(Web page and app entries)
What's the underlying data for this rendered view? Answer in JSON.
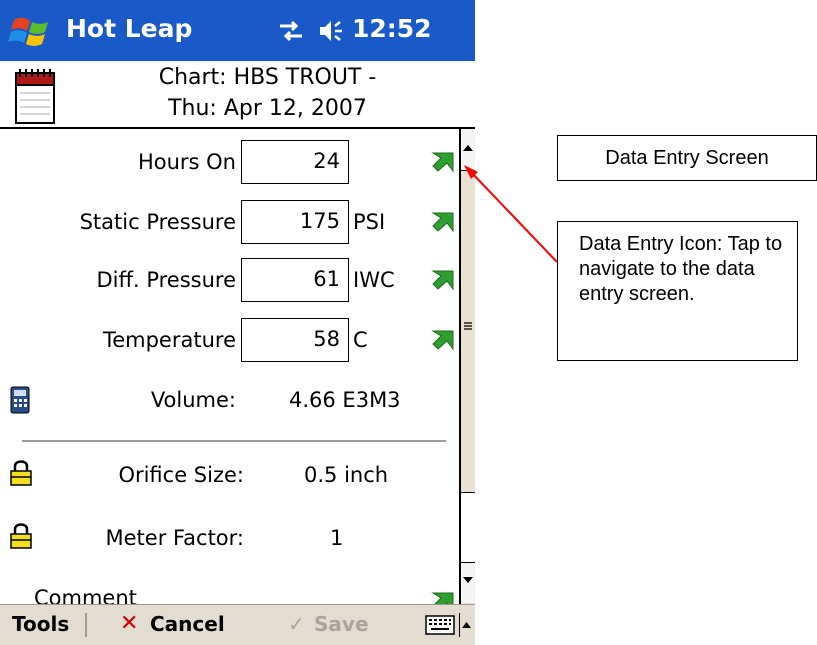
{
  "titlebar": {
    "app_title": "Hot Leap",
    "time": "12:52",
    "start_icon": "windows-flag-icon",
    "connectivity_icon": "connectivity-icon",
    "volume_icon": "speaker-icon",
    "color": "#1a5ac8"
  },
  "header": {
    "line1": "Chart: HBS TROUT -",
    "line2": "Thu: Apr 12, 2007",
    "icon": "notebook-icon"
  },
  "fields": [
    {
      "label": "Hours On",
      "value": "24",
      "unit": "",
      "icon": "green-arrow-icon"
    },
    {
      "label": "Static Pressure",
      "value": "175",
      "unit": "PSI",
      "icon": "green-arrow-icon"
    },
    {
      "label": "Diff. Pressure",
      "value": "61",
      "unit": "IWC",
      "icon": "green-arrow-icon"
    },
    {
      "label": "Temperature",
      "value": "58",
      "unit": "C",
      "icon": "green-arrow-icon"
    }
  ],
  "volume": {
    "label": "Volume:",
    "value": "4.66 E3M3",
    "icon": "calculator-icon"
  },
  "orifice": {
    "label": "Orifice Size:",
    "value": "0.5 inch",
    "icon": "padlock-icon"
  },
  "meter": {
    "label": "Meter Factor:",
    "value": "1",
    "icon": "padlock-icon"
  },
  "comment": {
    "label": "Comment"
  },
  "toolbar": {
    "tools": "Tools",
    "cancel_glyph": "✕",
    "cancel": "Cancel",
    "save_glyph": "✓",
    "save": "Save",
    "keyboard_icon": "keyboard-icon"
  },
  "annotations": {
    "box1": "Data Entry Screen",
    "box2": "Data Entry Icon: Tap to navigate to the data entry screen.",
    "arrow_color": "#ff0000"
  }
}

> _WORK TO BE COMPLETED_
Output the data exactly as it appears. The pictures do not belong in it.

> _REPLY_
What's the underlying data for this rendered view? Answer in JSON.
{
  "titlebar": {
    "app_title": "Hot Leap",
    "time": "12:52",
    "start_icon": "windows-flag-icon",
    "connectivity_icon": "connectivity-icon",
    "volume_icon": "speaker-icon",
    "color": "#1a5ac8"
  },
  "header": {
    "line1": "Chart: HBS TROUT -",
    "line2": "Thu: Apr 12, 2007",
    "icon": "notebook-icon"
  },
  "fields": [
    {
      "label": "Hours On",
      "value": "24",
      "unit": "",
      "icon": "green-arrow-icon"
    },
    {
      "label": "Static Pressure",
      "value": "175",
      "unit": "PSI",
      "icon": "green-arrow-icon"
    },
    {
      "label": "Diff. Pressure",
      "value": "61",
      "unit": "IWC",
      "icon": "green-arrow-icon"
    },
    {
      "label": "Temperature",
      "value": "58",
      "unit": "C",
      "icon": "green-arrow-icon"
    }
  ],
  "volume": {
    "label": "Volume:",
    "value": "4.66 E3M3",
    "icon": "calculator-icon"
  },
  "orifice": {
    "label": "Orifice Size:",
    "value": "0.5 inch",
    "icon": "padlock-icon"
  },
  "meter": {
    "label": "Meter Factor:",
    "value": "1",
    "icon": "padlock-icon"
  },
  "comment": {
    "label": "Comment"
  },
  "toolbar": {
    "tools": "Tools",
    "cancel_glyph": "✕",
    "cancel": "Cancel",
    "save_glyph": "✓",
    "save": "Save",
    "keyboard_icon": "keyboard-icon"
  },
  "annotations": {
    "box1": "Data Entry Screen",
    "box2": "Data Entry Icon: Tap to navigate to the data entry screen.",
    "arrow_color": "#ff0000"
  }
}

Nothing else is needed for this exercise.